§ **Brief**
For this exercise, copy the records below exactly and exclude every image.

§ **Data to use**
────────────────────────────────────────

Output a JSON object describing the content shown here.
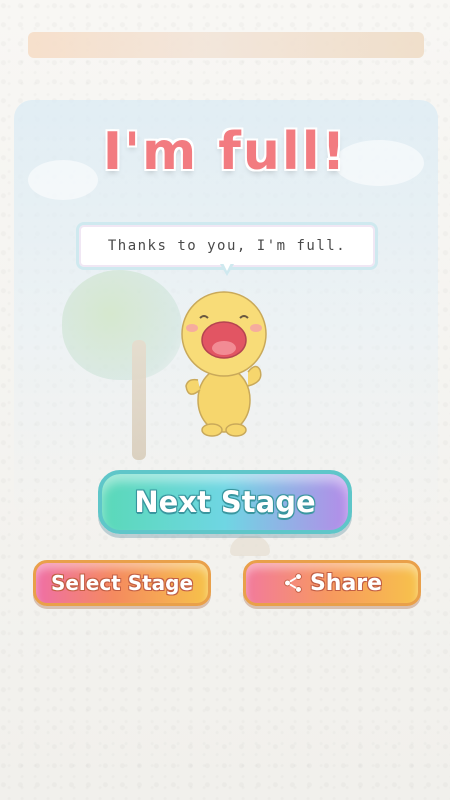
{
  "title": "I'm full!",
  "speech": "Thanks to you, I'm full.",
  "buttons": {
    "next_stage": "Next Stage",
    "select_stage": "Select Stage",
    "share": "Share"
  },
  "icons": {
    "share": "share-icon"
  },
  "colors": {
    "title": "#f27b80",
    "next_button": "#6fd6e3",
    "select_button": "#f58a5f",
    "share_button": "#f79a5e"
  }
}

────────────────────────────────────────

§ **Reply to the exercise**
Output a JSON object describing the content shown here.
{
  "title": "I'm full!",
  "speech": "Thanks to you, I'm full.",
  "buttons": {
    "next_stage": "Next Stage",
    "select_stage": "Select Stage",
    "share": "Share"
  },
  "icons": {
    "share": "share-icon"
  },
  "colors": {
    "title": "#f27b80",
    "next_button": "#6fd6e3",
    "select_button": "#f58a5f",
    "share_button": "#f79a5e"
  }
}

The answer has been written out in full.